**AIM OF THE TASK**
Scan the records below for the word "client". Copy each line where it appears.

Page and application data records
++++++++++

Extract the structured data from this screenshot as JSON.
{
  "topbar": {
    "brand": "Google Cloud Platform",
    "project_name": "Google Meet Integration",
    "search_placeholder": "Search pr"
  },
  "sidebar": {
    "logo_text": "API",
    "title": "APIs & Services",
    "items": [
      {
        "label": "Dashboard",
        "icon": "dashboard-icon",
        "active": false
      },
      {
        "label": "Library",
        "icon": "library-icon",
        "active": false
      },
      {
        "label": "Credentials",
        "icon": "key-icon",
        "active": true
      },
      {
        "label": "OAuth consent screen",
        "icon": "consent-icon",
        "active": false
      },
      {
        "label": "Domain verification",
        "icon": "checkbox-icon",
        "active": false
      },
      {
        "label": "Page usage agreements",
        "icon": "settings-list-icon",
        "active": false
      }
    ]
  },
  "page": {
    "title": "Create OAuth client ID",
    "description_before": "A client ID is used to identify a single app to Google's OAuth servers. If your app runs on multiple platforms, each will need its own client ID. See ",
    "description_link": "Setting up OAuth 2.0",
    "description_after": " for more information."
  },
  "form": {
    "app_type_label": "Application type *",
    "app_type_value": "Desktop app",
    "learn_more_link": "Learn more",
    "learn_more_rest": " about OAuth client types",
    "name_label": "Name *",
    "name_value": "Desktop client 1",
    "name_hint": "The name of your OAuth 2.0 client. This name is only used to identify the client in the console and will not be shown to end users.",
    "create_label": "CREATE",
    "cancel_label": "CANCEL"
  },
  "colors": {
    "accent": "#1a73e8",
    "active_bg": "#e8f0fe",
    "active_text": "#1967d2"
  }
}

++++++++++

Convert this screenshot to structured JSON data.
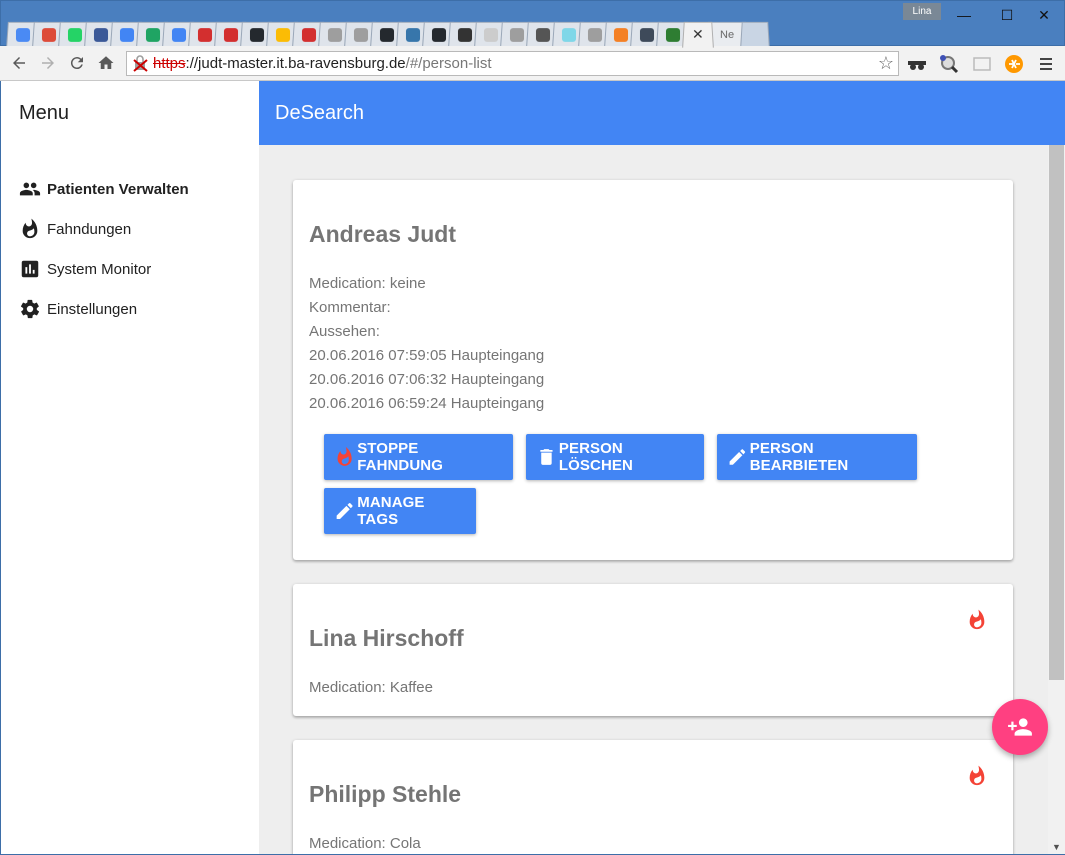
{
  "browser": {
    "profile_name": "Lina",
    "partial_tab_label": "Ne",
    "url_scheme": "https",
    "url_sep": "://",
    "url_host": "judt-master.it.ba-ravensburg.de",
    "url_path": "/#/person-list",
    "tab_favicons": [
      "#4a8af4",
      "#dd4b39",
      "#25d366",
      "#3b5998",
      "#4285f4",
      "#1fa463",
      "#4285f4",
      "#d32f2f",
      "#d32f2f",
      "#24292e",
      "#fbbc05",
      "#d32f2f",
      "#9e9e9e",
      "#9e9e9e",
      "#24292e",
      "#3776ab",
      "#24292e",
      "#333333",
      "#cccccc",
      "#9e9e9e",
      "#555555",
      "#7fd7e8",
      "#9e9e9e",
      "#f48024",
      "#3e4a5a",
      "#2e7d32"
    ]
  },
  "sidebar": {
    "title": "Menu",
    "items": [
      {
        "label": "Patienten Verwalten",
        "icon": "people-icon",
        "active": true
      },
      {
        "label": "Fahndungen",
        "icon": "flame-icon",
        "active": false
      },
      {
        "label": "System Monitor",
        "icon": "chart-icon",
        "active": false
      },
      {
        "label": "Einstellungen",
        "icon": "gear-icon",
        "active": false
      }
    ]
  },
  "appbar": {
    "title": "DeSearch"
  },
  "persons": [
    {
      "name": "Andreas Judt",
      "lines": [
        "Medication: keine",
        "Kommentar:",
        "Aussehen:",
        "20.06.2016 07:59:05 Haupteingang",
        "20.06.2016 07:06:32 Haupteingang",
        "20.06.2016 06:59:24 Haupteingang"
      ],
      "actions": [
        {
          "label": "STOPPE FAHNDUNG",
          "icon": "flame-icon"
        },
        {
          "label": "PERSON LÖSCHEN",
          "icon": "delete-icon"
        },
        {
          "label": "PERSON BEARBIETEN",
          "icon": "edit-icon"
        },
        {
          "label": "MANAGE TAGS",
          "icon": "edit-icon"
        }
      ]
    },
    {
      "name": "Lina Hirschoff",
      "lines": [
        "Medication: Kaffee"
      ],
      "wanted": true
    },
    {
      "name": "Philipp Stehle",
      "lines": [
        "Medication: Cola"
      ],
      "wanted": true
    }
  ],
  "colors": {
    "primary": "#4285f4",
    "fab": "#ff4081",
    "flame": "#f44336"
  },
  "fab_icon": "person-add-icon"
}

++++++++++

**SOLUTION**
    "title": "Create OAuth client ID",
    "description_before": "A client ID is used to identify a single app to Google's OAuth servers. If your app runs on multiple platforms, each will need its own client ID. See ",
    "learn_more_rest": " about OAuth client types",
    "name_value": "Desktop client 1",
    "name_hint": "The name of your OAuth 2.0 client. This name is only used to identify the client in the console and will not be shown to end users.",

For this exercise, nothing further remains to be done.